= THE TASK =
The copy you produce must repeat each record exactly and contain no pictures.

Dataset rows for apps and sites
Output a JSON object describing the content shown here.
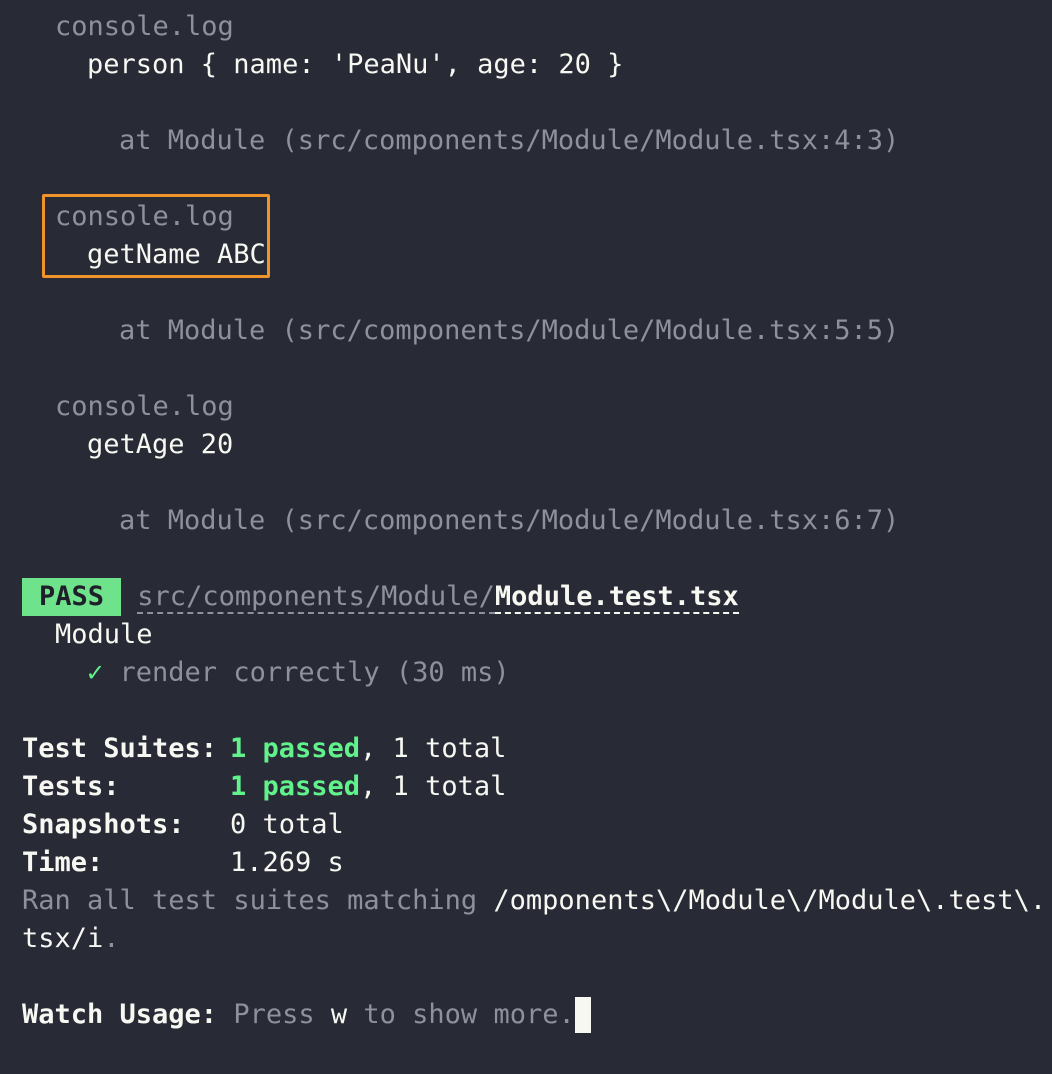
{
  "log_blocks": [
    {
      "header": "console.log",
      "message": "person { name: 'PeaNu', age: 20 }",
      "location": "at Module (src/components/Module/Module.tsx:4:3)"
    },
    {
      "header": "console.log",
      "message": "getName ABC",
      "location": "at Module (src/components/Module/Module.tsx:5:5)",
      "highlighted": true
    },
    {
      "header": "console.log",
      "message": "getAge 20",
      "location": "at Module (src/components/Module/Module.tsx:6:7)"
    }
  ],
  "result": {
    "badge": "PASS",
    "path_dir": "src/components/Module/",
    "path_file": "Module.test.tsx",
    "suite": "Module",
    "check_glyph": "✓",
    "test_name": "render correctly (30 ms)"
  },
  "summary": {
    "suites_label": "Test Suites:",
    "suites_passed": "1 passed",
    "suites_total": ", 1 total",
    "tests_label": "Tests:",
    "tests_passed": "1 passed",
    "tests_total": ", 1 total",
    "snapshots_label": "Snapshots:",
    "snapshots_value": "0 total",
    "time_label": "Time:",
    "time_value": "1.269 s",
    "ran_prefix": "Ran all test suites matching ",
    "ran_pattern_1": "/omponents\\/Module\\/Module\\.test\\.",
    "ran_pattern_2": "tsx/i",
    "ran_suffix": "."
  },
  "watch": {
    "label": "Watch Usage:",
    "press": " Press ",
    "key": "w",
    "rest": " to show more."
  },
  "colors": {
    "background": "#282a36",
    "pass_badge": "#6fe38c",
    "passed_text": "#61f28c",
    "highlight_border": "#f0932b",
    "dim_text": "#8e909a"
  }
}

= EXPECTED OUTPUT =
Output a JSON object describing the content shown here.
{
  "log_blocks": [
    {
      "header": "console.log",
      "message": "person { name: 'PeaNu', age: 20 }",
      "location": "at Module (src/components/Module/Module.tsx:4:3)"
    },
    {
      "header": "console.log",
      "message": "getName ABC",
      "location": "at Module (src/components/Module/Module.tsx:5:5)",
      "highlighted": true
    },
    {
      "header": "console.log",
      "message": "getAge 20",
      "location": "at Module (src/components/Module/Module.tsx:6:7)"
    }
  ],
  "result": {
    "badge": "PASS",
    "path_dir": "src/components/Module/",
    "path_file": "Module.test.tsx",
    "suite": "Module",
    "check_glyph": "✓",
    "test_name": "render correctly (30 ms)"
  },
  "summary": {
    "suites_label": "Test Suites:",
    "suites_passed": "1 passed",
    "suites_total": ", 1 total",
    "tests_label": "Tests:",
    "tests_passed": "1 passed",
    "tests_total": ", 1 total",
    "snapshots_label": "Snapshots:",
    "snapshots_value": "0 total",
    "time_label": "Time:",
    "time_value": "1.269 s",
    "ran_prefix": "Ran all test suites matching ",
    "ran_pattern_1": "/omponents\\/Module\\/Module\\.test\\.",
    "ran_pattern_2": "tsx/i",
    "ran_suffix": "."
  },
  "watch": {
    "label": "Watch Usage:",
    "press": " Press ",
    "key": "w",
    "rest": " to show more."
  },
  "colors": {
    "background": "#282a36",
    "pass_badge": "#6fe38c",
    "passed_text": "#61f28c",
    "highlight_border": "#f0932b",
    "dim_text": "#8e909a"
  }
}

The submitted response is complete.